• [THE RECORDS]
....
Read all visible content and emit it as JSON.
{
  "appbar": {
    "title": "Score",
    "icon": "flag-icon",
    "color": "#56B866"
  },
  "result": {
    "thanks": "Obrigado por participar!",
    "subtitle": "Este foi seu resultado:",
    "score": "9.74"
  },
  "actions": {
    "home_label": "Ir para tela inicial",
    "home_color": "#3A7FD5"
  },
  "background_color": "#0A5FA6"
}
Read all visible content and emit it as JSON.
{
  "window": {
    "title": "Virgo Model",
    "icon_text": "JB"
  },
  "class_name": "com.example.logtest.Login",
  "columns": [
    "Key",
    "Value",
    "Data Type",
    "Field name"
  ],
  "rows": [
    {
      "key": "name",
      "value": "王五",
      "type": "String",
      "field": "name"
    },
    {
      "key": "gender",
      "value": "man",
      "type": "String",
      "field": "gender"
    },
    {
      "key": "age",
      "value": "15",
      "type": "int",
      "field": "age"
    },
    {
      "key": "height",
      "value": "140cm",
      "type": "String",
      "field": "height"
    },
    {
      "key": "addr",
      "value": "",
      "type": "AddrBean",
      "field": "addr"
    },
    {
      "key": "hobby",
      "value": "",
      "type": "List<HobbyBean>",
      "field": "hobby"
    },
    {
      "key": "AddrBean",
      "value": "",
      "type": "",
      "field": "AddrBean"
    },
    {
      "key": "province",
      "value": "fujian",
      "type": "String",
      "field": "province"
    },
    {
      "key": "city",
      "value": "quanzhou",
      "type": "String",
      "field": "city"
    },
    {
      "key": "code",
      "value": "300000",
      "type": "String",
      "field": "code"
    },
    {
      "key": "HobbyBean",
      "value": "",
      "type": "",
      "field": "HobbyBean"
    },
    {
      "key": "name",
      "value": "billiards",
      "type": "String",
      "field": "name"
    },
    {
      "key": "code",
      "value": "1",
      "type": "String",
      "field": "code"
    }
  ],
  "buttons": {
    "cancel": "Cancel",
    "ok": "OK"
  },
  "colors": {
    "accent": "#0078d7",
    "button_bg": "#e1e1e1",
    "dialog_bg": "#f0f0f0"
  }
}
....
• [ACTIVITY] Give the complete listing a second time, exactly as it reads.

• [EXERCISE RESPONSE]
Read all visible content and emit it as JSON.
{
  "appbar": {
    "title": "Score",
    "icon": "flag-icon",
    "color": "#56B866"
  },
  "result": {
    "thanks": "Obrigado por participar!",
    "subtitle": "Este foi seu resultado:",
    "score": "9.74"
  },
  "actions": {
    "home_label": "Ir para tela inicial",
    "home_color": "#3A7FD5"
  },
  "background_color": "#0A5FA6"
}
Read all visible content and emit it as JSON.
{
  "window": {
    "title": "Virgo Model",
    "icon_text": "JB"
  },
  "class_name": "com.example.logtest.Login",
  "columns": [
    "Key",
    "Value",
    "Data Type",
    "Field name"
  ],
  "rows": [
    {
      "key": "name",
      "value": "王五",
      "type": "String",
      "field": "name"
    },
    {
      "key": "gender",
      "value": "man",
      "type": "String",
      "field": "gender"
    },
    {
      "key": "age",
      "value": "15",
      "type": "int",
      "field": "age"
    },
    {
      "key": "height",
      "value": "140cm",
      "type": "String",
      "field": "height"
    },
    {
      "key": "addr",
      "value": "",
      "type": "AddrBean",
      "field": "addr"
    },
    {
      "key": "hobby",
      "value": "",
      "type": "List<HobbyBean>",
      "field": "hobby"
    },
    {
      "key": "AddrBean",
      "value": "",
      "type": "",
      "field": "AddrBean"
    },
    {
      "key": "province",
      "value": "fujian",
      "type": "String",
      "field": "province"
    },
    {
      "key": "city",
      "value": "quanzhou",
      "type": "String",
      "field": "city"
    },
    {
      "key": "code",
      "value": "300000",
      "type": "String",
      "field": "code"
    },
    {
      "key": "HobbyBean",
      "value": "",
      "type": "",
      "field": "HobbyBean"
    },
    {
      "key": "name",
      "value": "billiards",
      "type": "String",
      "field": "name"
    },
    {
      "key": "code",
      "value": "1",
      "type": "String",
      "field": "code"
    }
  ],
  "buttons": {
    "cancel": "Cancel",
    "ok": "OK"
  },
  "colors": {
    "accent": "#0078d7",
    "button_bg": "#e1e1e1",
    "dialog_bg": "#f0f0f0"
  }
}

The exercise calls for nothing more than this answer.